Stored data
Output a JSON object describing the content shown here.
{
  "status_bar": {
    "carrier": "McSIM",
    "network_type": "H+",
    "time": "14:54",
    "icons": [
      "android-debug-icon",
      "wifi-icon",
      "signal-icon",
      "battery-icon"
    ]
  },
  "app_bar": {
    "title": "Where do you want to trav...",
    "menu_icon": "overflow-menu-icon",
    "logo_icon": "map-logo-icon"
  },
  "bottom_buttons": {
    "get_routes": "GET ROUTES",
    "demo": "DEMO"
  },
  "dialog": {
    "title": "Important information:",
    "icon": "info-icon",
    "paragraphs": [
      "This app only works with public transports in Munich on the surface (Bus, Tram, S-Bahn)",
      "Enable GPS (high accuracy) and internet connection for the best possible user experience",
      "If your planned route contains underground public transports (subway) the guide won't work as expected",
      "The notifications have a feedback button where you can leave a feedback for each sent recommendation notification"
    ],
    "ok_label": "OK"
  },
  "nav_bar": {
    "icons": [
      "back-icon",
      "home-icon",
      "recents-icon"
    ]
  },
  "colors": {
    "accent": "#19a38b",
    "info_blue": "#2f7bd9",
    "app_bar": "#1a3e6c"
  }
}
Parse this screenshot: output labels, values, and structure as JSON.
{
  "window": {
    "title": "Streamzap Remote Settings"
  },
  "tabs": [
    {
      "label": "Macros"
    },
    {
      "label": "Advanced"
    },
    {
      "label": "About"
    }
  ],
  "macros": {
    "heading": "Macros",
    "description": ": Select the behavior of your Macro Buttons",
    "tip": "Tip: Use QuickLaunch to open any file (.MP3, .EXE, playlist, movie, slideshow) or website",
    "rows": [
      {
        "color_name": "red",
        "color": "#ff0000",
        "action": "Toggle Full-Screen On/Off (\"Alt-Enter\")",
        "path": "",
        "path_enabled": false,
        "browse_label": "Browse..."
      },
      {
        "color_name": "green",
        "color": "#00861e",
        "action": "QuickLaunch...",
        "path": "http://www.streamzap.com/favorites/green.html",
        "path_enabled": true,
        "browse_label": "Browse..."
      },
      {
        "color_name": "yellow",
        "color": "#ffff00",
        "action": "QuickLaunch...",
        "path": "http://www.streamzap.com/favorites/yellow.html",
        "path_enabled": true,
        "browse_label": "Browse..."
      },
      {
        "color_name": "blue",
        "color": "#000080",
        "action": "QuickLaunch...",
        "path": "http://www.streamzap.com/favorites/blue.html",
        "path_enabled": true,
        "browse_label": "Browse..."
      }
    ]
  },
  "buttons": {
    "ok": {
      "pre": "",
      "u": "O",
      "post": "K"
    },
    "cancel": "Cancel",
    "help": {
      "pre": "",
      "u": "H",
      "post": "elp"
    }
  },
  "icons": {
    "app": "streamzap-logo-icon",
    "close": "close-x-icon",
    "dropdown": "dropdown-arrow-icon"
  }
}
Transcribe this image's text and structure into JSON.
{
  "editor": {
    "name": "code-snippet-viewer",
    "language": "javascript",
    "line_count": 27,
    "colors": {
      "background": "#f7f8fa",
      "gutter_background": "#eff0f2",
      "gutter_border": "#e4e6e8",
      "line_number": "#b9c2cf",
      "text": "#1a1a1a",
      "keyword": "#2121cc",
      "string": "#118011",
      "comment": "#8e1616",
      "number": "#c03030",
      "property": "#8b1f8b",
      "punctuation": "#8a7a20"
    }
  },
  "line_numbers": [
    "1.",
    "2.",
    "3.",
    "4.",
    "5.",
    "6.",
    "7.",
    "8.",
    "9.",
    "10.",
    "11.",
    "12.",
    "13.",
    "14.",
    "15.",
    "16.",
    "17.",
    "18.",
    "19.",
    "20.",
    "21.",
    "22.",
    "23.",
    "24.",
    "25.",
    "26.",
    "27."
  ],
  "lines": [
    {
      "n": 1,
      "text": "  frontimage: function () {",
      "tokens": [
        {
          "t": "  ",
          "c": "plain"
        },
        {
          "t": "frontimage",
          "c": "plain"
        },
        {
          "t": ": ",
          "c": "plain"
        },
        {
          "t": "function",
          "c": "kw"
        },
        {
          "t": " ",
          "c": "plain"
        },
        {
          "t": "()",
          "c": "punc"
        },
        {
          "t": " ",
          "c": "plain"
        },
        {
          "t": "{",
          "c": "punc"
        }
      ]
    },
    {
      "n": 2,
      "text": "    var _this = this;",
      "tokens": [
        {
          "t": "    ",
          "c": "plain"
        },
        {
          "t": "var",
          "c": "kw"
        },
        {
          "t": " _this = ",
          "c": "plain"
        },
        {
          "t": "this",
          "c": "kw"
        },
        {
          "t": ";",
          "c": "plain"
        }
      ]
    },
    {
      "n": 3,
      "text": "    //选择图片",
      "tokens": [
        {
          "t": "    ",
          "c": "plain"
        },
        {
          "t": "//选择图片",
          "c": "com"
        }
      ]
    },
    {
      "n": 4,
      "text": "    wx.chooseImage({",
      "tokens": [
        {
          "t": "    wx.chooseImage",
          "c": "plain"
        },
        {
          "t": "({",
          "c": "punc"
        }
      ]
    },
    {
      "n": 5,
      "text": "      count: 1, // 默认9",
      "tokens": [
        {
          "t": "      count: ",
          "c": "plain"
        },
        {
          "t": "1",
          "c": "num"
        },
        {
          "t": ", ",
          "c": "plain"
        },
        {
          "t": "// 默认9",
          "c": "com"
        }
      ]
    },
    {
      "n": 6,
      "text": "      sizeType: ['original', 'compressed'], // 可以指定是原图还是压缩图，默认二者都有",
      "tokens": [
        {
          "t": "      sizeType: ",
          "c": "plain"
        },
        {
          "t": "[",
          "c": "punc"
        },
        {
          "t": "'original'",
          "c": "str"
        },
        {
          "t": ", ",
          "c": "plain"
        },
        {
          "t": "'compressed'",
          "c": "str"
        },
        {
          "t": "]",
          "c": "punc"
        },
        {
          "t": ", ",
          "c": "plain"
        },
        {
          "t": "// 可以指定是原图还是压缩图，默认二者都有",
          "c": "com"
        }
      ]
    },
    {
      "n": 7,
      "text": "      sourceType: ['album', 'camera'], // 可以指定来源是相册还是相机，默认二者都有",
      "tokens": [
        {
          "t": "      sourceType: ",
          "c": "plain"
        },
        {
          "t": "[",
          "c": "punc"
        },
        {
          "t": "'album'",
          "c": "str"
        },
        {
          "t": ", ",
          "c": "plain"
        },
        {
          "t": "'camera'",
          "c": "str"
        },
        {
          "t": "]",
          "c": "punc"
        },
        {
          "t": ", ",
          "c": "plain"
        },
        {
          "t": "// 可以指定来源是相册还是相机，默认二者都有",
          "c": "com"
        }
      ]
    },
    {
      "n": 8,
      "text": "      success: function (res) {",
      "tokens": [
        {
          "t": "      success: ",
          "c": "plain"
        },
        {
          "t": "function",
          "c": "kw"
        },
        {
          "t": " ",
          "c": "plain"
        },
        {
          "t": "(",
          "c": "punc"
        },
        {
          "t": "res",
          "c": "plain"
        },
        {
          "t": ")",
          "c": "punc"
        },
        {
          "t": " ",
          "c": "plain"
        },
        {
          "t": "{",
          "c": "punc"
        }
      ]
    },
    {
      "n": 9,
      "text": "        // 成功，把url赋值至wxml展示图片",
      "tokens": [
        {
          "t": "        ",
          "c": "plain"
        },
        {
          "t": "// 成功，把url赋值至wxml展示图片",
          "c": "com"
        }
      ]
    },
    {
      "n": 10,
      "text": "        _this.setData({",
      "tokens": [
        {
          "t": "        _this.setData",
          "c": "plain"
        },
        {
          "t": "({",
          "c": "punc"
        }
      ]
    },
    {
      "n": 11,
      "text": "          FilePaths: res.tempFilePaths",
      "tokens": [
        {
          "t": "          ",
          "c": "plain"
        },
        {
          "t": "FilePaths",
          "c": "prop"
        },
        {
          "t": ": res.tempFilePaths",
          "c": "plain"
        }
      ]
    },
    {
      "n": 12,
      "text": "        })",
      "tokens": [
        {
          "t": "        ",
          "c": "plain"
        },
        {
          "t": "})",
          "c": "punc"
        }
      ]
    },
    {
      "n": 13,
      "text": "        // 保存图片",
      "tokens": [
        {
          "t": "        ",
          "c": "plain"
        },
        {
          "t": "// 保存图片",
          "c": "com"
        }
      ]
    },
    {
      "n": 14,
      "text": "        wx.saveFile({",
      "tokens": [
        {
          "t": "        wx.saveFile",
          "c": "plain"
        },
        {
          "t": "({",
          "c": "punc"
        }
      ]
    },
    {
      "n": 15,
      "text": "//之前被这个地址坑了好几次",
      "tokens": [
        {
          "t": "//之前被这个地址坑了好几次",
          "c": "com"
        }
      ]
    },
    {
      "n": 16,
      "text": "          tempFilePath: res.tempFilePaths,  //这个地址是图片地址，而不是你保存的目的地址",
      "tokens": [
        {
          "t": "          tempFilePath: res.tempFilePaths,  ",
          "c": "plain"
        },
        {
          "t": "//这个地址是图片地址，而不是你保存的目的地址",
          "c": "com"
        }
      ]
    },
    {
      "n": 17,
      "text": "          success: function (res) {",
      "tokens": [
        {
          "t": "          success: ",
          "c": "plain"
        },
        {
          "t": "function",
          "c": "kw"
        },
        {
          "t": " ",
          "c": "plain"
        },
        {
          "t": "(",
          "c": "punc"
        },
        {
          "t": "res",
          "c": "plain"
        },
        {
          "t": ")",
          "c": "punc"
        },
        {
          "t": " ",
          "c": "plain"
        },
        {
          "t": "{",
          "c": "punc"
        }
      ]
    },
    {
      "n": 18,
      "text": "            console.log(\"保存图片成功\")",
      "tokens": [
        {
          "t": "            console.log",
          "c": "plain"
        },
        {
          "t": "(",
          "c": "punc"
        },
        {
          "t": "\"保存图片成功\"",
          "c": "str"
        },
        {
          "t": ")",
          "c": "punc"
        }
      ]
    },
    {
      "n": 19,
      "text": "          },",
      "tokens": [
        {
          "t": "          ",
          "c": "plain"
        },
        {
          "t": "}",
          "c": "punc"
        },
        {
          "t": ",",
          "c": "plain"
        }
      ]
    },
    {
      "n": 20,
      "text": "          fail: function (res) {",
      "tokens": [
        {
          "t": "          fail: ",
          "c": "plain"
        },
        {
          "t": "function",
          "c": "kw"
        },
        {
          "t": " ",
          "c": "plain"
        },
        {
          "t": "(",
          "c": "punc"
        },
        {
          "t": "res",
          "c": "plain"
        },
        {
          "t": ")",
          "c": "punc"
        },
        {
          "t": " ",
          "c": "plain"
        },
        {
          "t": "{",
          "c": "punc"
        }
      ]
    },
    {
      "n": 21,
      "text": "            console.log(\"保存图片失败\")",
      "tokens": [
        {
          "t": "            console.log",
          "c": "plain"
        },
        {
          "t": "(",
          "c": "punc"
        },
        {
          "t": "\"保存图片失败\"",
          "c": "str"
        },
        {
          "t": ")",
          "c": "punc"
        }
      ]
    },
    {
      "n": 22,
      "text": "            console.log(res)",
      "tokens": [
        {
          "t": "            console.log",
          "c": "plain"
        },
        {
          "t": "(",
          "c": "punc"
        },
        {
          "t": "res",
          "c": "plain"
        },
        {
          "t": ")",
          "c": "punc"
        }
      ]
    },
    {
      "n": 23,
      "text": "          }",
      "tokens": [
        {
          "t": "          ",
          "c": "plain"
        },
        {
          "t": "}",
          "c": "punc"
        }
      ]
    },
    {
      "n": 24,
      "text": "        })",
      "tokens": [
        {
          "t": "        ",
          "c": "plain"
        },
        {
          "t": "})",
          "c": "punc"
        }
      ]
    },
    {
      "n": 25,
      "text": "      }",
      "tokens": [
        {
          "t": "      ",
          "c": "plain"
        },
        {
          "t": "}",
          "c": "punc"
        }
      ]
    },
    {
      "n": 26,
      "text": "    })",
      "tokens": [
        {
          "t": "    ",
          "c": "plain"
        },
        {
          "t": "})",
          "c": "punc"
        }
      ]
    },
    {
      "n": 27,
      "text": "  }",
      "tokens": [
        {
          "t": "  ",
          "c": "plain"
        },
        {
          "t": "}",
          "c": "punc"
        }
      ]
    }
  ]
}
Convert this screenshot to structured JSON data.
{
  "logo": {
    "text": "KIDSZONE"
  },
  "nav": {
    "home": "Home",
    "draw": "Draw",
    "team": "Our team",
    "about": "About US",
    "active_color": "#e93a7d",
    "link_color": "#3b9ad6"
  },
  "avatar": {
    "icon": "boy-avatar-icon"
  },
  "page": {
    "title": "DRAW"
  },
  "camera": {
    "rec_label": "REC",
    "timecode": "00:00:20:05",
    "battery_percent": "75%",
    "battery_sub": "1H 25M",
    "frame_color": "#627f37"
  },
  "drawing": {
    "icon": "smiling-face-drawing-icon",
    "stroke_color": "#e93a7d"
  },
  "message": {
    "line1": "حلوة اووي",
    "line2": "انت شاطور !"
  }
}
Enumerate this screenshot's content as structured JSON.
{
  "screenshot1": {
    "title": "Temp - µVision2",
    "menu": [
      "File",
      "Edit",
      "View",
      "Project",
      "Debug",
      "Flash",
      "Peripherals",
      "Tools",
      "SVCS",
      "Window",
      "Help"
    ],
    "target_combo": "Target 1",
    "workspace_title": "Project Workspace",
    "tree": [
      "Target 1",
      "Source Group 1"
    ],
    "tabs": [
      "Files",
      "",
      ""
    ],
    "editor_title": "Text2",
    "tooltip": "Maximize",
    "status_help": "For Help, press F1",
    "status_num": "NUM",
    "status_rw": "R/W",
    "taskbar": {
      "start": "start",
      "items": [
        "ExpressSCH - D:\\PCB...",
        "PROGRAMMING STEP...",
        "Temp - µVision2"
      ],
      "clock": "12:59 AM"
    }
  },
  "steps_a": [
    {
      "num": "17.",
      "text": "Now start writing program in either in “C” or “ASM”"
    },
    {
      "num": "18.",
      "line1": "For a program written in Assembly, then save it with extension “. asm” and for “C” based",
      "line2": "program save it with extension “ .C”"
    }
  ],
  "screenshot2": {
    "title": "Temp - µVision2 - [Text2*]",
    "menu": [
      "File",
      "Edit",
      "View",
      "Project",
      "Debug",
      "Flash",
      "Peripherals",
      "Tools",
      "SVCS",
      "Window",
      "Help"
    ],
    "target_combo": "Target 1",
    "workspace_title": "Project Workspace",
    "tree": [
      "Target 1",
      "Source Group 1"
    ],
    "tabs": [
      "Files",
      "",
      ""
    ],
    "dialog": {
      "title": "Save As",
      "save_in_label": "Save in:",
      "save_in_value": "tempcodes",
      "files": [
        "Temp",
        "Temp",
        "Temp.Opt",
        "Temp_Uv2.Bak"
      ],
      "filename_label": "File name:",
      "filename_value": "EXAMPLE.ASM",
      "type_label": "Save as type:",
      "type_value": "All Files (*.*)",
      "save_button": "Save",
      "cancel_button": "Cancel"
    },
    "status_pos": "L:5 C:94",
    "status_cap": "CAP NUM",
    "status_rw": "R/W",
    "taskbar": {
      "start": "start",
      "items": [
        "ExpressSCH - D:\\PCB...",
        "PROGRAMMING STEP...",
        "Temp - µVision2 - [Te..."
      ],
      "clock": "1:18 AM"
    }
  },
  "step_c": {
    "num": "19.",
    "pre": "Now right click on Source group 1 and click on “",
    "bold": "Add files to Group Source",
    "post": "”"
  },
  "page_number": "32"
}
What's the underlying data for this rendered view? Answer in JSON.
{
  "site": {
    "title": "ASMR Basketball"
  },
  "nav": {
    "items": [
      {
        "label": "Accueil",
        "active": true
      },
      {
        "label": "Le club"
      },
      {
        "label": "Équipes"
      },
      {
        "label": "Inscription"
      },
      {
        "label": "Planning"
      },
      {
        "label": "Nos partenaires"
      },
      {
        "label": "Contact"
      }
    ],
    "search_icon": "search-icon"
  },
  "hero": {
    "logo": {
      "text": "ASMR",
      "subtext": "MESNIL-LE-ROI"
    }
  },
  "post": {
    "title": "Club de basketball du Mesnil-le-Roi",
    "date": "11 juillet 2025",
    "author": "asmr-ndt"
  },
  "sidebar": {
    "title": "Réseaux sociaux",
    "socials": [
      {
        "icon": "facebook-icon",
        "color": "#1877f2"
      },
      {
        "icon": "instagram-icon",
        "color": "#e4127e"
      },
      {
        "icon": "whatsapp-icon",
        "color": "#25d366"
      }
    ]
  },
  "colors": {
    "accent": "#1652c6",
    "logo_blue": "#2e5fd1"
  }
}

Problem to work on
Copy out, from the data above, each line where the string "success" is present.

Output
      "text": "      success: function (res) {",
          "t": "      success: ",
      "text": "          success: function (res) {",
          "t": "          success: ",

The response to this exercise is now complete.